The initial few minutes of every client meeting present your consulting firm with a unique opportunity. Will you let it slip by unnoticed, or create a regular, business-building habit to maximize that time?
Let’s say that next Tuesday you’re scheduled to deliver a regular, periodic project update to your consulting firm’s client, Gridlock Enterprises. You’re joined for the half-hour Zoom meeting every month by Gridlock’s Chief Obstruction Officer, Philip A. Buster.
Typically, you dive into an update of the progress you’ve made on your consulting project for Gridlock, note the next steps, solicit feedback Phil may have heard from his team, then confirm the next month’s call before signing off.
For your next meeting with Phil, though, you’ll kick off the meeting differently. Better. You’ll use two simple and powerful techniques:
The Right-Side Up Meeting Intro
Start your meeting with the following, Right-Side Up question:
“First things first, what would make this meeting most valuable and helpful for you?”
Use this intro question every time, even though you already have an agenda for your meeting with Phil (and every other client your consulting firm meets with), and even though you believe you’re clear on the purpose of your meetings.
Most of the time, Phil’s answers align perfectly to what you had already prepared for the meeting.
Occasionally, though, Phil’s fixated on something other than your regular update.

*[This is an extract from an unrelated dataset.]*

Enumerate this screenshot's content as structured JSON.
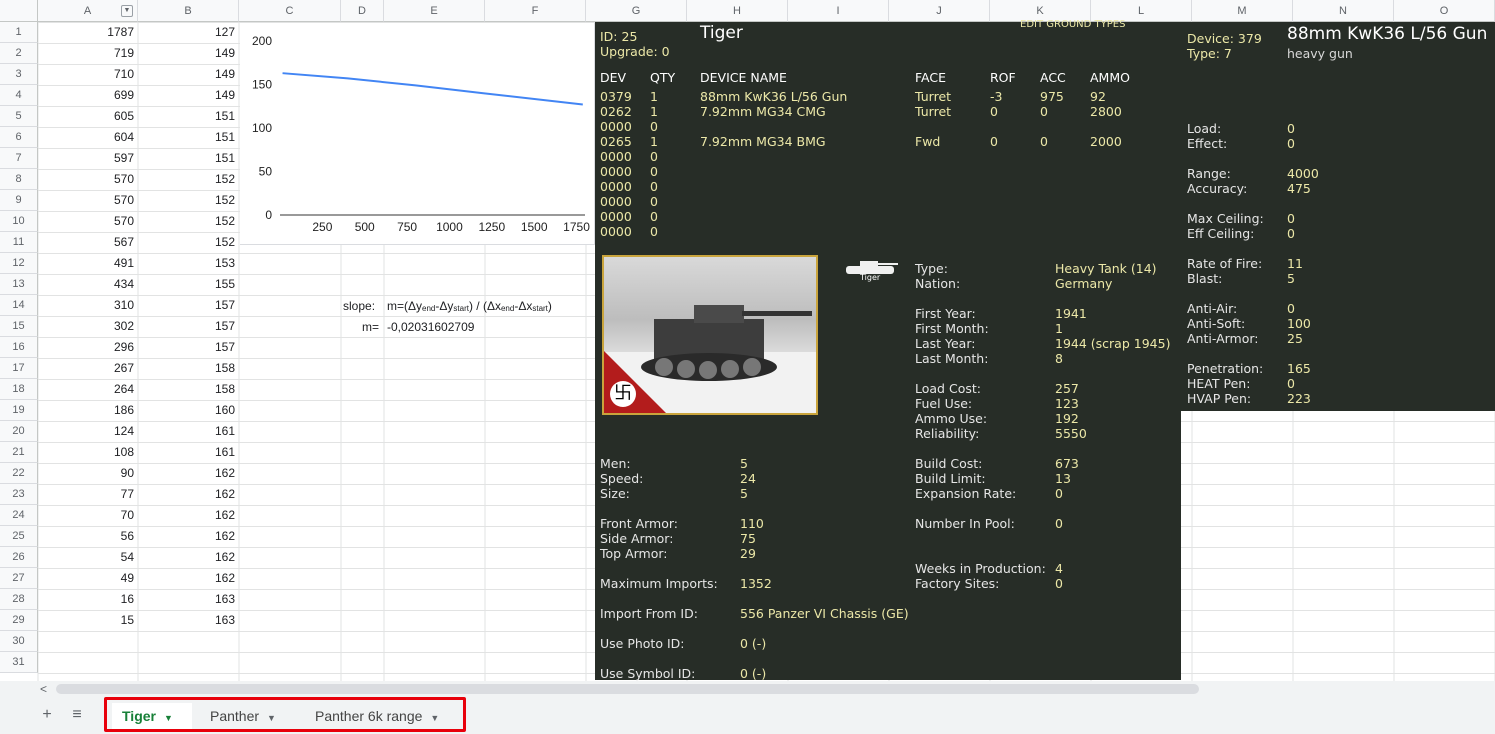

And if you don’t find out, you proceed along your pre-baked flight path without realizing you could have led a much more valuable conversation.
The Connection Carveout
Having established the Right-Side Up purpose for your session, you’re going to briefly hijack your own meeting by saying, “Before we dive in…” then continuing with some variation of the following question:
“…do you mind me asking how Gridlock is faring this quarter? I recall last quarter was a tough one.”
You can ask anything that connects you to Phil in a broader context than your current consulting project. For instance, some variations include:
“…would you mind telling me how our project connects to Gridlocks big initiative for the year?”
“…I’d love to hear just a minute or two on Gridlock’s overall strategy. Are you willing to share?”
“…could you explain the difference between the Red Tape division and the Red Light division at Gridlock?”
“…that looks like a tasty cake. Could you shoot me the website of the baker?”
Connection Carveout questions create space for you to transcend the typical, in-the-weeds discussions with your client.
Together, these two techniques serve multiple purposes. They:
- Validate Alignment – Ensuring your consulting firm is always totally in sync with your client’s needs increases the likelihood that your work delights your client.
- Enhance Client Experience – Connecting with your client upgrades the perceived value of your consulting firm’s work and boosts your reputation.
- Strengthen Relationships – A stronger bond between your consulting firm and your client staves off competition and improves your odds of winning future engagements.
- Provide Forewarning – Raising your vision above your current consulting projects gives you visibility of potential speedbumps well in advance of when they’d typically pop up.
- Surface Opportunities – Talking with your client about higher level, broader topics surfaces new opportunities for your consulting firm and your client to collaborate (a.k.a. follow-on business).
Have you tried the Right-Side Up Meeting Intro, the Connection Carveout or something similar at the start of your meetings? If so, share your experience of what’s worked (or not worked) for you.
Text and images are © 2021 David A. Fields, all rights reserved.